A simple Kepler-type telescope can be constructed from a pair of magnifying glasses. Larger commonly sold magnifying glasses (diameter 9 - 10 cm) have focal length of about 40 cm, medium ones (diameter 5 - 6 cm) about 15 cm and the smallest ones have focal length of about 10 cm (see Fig. 4). To construct a telescope, we need one small magnifying glass and one medium one, or rather a large one.

Figure 4: Available converging lenses (magnifying glasses)

1. Determine the focal length of the lenses used. The easiest way to do this is to place the lens (use e. g. a laboratory stand, or just a hand when there is no other option) under a source of light and try to create a sharp image of the source on the table or floor above the lens. The height of the lens above the image (table, floor) equals to the focal length of the lens. Write the measured values in the table:

Measuring No.  fob/cm
1 37,3
2 36,8
3 37,5
4 37,2
5 32,2

fob = 37,2 cm

Measuring No.  fok/cm
1 9,5
2 9,6
3 9,4
4 9,7
5 9,9

fok = 9,6 cm

2. Place the objective lens and ocular lens in a suitable tube. A perfect choice is a paper case for drawings, while the ocular lens can be attached to the stopper that closes the tube. The telescope can be focused by moving the stopper at the end of the tube.

Figure 5: Scheme of Kepler telescope and a photograph of its realization

Never look at the sun through the telescope! This could cause an irreversible damage to the eyes!

3. With your telescope you can observe terrestrial objects, and you can quickly make sure that the image is indeed inverted laterally and vertically. For instance, when observing the Moon in its full phase, you will also find out that light is actually dispersed.

Sample worksheet solution:

Length of the telescope = fob + fok = 37,2 cm + 9,6 cm = 46,8 cm

Magnification of the telescope 

In practice, in astronomical telescopes, parameters are often given in the format

diameter of the objective lens / focal length of the objective lens.

Finally, write down the parameters of the telescope you constructed: 90/372 mm.

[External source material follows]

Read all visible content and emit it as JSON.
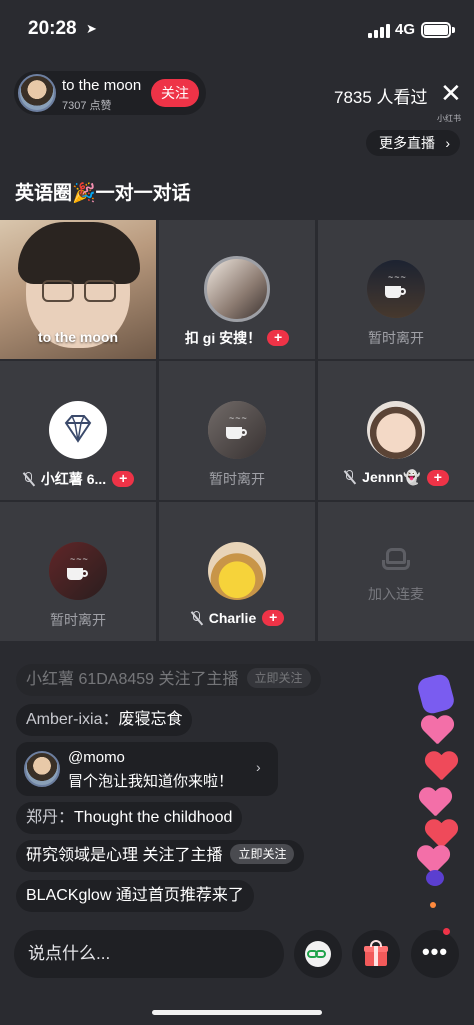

If the ocular lens from the telescope is available, a direct comparison can be made. When observing a square grid it is clear that distortion in professional ocular lenses is much better compensated:

Figure 6